%%
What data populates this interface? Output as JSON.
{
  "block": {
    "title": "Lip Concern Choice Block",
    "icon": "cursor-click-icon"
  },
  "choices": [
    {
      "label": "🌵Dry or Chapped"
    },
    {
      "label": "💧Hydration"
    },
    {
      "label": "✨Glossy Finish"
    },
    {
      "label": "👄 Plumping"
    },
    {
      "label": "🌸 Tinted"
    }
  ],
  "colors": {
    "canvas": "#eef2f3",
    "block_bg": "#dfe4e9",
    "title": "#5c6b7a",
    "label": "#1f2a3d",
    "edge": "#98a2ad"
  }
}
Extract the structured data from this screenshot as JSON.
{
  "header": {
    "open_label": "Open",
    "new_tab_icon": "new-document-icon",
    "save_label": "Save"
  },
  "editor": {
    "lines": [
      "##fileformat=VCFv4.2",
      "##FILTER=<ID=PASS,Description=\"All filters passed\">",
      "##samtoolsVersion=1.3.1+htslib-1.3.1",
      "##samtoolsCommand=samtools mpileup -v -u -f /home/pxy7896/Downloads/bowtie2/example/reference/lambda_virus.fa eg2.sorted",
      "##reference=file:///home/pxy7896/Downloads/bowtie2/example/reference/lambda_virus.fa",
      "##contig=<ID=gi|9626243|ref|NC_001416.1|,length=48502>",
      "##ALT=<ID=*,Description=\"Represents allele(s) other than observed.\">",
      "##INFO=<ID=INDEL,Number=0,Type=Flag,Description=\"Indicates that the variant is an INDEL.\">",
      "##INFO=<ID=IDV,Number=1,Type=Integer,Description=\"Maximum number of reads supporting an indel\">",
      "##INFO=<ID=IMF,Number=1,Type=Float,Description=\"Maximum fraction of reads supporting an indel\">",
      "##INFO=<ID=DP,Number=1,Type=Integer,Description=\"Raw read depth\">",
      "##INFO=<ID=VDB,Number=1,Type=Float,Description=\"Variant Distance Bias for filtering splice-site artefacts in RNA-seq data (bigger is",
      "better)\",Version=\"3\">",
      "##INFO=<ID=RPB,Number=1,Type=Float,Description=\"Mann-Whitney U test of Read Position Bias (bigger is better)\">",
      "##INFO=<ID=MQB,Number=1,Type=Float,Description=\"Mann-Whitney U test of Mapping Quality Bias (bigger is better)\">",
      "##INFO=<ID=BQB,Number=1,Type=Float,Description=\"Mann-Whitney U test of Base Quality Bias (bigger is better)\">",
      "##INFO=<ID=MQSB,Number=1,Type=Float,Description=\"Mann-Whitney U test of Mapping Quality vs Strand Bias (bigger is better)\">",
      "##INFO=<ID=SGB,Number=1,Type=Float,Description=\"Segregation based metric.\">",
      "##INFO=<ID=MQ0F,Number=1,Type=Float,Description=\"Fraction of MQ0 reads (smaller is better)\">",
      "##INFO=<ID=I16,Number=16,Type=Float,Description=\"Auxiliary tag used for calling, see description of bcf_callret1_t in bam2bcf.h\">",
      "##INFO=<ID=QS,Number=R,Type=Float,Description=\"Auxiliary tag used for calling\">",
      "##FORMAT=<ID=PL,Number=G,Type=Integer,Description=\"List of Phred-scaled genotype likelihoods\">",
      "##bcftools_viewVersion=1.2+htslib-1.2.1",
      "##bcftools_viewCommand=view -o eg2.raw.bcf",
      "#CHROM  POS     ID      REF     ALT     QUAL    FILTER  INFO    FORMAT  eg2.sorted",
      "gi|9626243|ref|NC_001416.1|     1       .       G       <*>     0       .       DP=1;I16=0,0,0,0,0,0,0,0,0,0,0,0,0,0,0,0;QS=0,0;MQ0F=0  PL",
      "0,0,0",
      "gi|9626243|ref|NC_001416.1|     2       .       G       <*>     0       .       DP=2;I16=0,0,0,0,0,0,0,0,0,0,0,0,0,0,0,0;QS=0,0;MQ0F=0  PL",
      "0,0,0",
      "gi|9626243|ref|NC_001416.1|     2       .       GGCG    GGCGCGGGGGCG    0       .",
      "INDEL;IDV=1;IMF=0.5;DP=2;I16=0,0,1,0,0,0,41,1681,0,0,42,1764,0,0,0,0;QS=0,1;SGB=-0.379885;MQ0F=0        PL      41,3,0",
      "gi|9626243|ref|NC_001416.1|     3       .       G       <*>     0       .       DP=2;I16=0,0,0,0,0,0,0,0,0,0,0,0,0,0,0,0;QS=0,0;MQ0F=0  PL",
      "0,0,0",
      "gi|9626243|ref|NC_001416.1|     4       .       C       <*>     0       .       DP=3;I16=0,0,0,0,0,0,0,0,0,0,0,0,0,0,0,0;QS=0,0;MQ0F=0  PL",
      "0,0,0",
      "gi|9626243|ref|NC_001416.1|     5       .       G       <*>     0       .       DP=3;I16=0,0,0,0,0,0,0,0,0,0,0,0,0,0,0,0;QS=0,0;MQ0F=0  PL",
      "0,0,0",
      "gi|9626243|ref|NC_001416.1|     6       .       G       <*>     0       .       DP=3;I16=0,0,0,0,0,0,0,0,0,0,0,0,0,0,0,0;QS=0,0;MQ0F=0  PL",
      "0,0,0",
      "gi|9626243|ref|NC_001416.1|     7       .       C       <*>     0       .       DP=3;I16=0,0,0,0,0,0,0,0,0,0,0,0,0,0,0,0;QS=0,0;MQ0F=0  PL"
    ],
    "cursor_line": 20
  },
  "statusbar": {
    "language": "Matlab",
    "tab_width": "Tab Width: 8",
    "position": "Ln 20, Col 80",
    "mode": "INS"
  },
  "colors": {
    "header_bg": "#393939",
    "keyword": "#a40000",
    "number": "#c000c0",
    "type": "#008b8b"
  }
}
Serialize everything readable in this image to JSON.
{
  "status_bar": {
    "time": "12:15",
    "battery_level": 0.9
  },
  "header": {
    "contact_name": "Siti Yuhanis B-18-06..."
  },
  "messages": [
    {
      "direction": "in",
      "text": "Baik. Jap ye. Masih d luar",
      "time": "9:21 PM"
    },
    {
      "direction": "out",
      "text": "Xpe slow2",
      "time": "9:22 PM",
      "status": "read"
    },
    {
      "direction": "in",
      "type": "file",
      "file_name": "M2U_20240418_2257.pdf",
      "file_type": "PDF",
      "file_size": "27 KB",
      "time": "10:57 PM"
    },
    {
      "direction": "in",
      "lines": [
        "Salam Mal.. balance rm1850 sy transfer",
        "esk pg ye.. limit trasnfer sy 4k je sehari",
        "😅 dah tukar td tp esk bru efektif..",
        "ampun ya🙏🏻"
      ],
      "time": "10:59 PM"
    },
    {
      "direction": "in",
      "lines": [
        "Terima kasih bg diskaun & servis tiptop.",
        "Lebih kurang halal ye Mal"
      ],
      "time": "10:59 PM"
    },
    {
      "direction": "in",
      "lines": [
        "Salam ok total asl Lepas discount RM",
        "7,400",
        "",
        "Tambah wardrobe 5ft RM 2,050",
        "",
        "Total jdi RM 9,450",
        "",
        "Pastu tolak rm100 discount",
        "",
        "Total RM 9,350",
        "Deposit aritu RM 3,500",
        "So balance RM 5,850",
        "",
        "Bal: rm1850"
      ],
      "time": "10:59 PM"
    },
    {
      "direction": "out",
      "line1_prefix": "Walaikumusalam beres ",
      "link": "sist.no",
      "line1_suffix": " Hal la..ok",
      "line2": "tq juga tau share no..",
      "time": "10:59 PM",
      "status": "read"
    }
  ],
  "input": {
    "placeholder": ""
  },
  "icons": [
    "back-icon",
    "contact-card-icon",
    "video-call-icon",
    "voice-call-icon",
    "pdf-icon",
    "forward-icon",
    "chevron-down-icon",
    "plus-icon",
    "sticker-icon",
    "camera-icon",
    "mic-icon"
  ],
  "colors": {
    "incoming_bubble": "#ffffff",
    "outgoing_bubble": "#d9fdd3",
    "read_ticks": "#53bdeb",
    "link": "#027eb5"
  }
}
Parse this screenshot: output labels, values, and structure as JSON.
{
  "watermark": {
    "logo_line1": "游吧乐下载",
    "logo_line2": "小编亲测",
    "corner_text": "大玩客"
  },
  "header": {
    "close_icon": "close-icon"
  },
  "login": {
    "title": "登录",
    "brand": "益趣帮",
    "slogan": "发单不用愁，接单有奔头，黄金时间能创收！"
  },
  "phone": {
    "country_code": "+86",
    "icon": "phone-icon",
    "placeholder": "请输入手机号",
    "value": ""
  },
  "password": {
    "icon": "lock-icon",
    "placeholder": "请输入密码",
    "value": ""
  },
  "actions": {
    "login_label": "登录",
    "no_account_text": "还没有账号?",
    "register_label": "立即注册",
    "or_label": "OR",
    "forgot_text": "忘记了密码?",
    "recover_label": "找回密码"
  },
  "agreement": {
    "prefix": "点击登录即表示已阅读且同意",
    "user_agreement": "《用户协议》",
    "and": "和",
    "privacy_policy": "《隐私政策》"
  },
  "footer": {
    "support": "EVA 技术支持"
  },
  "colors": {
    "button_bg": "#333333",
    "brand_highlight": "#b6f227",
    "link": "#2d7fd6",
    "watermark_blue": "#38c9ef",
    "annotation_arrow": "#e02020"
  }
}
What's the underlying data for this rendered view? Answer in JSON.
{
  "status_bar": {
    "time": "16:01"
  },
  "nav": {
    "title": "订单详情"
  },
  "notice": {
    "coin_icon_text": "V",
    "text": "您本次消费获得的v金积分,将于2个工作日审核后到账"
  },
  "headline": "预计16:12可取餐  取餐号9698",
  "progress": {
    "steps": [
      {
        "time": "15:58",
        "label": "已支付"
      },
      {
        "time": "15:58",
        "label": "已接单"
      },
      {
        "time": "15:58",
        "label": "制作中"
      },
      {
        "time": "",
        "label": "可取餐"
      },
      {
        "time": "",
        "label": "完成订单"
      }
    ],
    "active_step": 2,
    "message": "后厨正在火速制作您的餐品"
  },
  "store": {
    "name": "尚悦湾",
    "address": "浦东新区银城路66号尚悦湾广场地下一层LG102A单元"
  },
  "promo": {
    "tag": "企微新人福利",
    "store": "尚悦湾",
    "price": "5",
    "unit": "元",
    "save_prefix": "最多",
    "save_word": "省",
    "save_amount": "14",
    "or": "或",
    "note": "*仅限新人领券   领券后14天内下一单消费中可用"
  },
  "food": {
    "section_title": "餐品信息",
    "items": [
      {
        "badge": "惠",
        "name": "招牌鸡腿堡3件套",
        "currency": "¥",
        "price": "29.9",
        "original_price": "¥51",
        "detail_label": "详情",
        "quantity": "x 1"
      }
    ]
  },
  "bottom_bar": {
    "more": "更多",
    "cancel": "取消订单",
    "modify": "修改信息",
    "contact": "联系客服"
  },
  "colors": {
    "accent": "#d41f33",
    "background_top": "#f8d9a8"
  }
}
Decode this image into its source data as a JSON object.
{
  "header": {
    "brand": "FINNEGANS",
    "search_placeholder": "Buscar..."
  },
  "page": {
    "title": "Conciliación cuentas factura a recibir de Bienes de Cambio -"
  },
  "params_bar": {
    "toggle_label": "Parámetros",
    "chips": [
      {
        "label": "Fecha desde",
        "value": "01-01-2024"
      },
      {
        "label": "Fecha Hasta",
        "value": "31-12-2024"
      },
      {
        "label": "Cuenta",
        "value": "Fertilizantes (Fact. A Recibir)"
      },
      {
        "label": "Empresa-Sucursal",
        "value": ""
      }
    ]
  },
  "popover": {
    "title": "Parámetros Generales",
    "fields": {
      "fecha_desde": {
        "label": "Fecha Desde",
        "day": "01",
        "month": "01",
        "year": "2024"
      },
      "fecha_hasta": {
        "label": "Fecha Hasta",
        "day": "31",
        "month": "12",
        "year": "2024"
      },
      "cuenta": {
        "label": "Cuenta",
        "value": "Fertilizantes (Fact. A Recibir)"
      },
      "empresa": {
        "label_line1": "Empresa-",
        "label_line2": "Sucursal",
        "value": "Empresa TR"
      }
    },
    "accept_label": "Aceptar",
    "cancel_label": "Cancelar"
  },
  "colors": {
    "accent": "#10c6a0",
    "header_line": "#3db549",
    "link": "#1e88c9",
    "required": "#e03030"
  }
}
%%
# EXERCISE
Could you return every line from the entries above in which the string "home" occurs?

# RESULT
      "##samtoolsCommand=samtools mpileup -v -u -f /home/pxy7896/Downloads/bowtie2/example/reference/lambda_virus.fa eg2.sorted",
      "##reference=file:///home/pxy7896/Downloads/bowtie2/example/reference/lambda_virus.fa",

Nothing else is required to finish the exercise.